Problem statement | The answer should consist of each line below that contains the word "this".

[Excerpts from an interface dataset]
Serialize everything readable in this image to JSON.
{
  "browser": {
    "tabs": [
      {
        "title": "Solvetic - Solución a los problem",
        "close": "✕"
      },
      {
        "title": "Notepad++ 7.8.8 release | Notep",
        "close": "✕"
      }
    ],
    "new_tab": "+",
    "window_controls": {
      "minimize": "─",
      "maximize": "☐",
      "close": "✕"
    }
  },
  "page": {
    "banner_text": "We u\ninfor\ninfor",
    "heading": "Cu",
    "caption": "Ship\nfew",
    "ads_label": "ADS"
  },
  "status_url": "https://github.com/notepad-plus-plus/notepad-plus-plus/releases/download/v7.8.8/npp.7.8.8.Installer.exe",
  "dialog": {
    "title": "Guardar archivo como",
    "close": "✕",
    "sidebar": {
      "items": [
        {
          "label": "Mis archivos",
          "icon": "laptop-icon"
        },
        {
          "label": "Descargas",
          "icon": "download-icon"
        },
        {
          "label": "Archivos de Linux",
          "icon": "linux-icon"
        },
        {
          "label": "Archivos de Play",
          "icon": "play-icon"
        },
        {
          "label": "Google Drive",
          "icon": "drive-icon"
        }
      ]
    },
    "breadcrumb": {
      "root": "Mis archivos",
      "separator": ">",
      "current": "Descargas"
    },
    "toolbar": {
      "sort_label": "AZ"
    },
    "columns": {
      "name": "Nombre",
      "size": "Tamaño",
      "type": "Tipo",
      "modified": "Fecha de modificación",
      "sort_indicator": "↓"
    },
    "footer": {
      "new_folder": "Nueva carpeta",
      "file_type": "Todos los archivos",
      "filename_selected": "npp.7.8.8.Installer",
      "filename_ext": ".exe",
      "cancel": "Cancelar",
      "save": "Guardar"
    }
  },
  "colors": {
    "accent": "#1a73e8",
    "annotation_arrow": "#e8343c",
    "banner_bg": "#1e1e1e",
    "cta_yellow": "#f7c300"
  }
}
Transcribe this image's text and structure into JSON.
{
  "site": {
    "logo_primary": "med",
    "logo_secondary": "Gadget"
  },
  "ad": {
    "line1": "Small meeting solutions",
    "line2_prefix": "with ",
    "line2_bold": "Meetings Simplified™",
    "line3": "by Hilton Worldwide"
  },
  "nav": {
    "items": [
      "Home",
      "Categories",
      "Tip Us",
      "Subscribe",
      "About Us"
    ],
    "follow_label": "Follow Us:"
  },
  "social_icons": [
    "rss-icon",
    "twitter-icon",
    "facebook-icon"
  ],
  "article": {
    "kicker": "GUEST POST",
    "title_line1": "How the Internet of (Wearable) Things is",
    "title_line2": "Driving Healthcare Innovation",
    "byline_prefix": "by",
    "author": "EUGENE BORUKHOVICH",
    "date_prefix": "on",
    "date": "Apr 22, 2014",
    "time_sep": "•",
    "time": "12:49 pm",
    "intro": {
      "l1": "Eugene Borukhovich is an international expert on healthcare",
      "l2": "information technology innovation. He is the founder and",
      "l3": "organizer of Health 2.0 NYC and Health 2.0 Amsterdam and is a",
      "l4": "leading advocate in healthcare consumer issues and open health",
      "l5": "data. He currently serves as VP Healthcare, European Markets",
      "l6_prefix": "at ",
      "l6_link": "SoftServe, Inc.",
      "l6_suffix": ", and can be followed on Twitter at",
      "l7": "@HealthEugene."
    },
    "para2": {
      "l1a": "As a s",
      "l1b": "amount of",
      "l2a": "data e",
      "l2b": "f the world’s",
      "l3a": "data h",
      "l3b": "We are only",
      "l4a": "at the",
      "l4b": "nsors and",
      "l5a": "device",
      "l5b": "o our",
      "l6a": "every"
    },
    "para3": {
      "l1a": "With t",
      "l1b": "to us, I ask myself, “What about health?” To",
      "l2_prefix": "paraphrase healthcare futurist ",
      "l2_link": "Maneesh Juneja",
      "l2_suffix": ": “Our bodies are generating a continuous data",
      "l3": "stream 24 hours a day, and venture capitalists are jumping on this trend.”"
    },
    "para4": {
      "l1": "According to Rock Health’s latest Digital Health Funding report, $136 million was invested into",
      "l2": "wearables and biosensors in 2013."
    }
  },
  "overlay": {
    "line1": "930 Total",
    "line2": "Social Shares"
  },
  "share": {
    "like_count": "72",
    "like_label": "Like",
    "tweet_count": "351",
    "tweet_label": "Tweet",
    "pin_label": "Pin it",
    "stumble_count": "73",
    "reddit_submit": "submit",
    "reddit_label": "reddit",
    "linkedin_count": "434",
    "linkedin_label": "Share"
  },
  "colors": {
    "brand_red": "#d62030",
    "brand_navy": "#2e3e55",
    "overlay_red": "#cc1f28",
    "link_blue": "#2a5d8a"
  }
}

Exercise result |
Serialize everything readable in this image to JSON.
Transcribe this image's text and structure into JSON.
      "l3": "stream 24 hours a day, and venture capitalists are jumping on this trend.”"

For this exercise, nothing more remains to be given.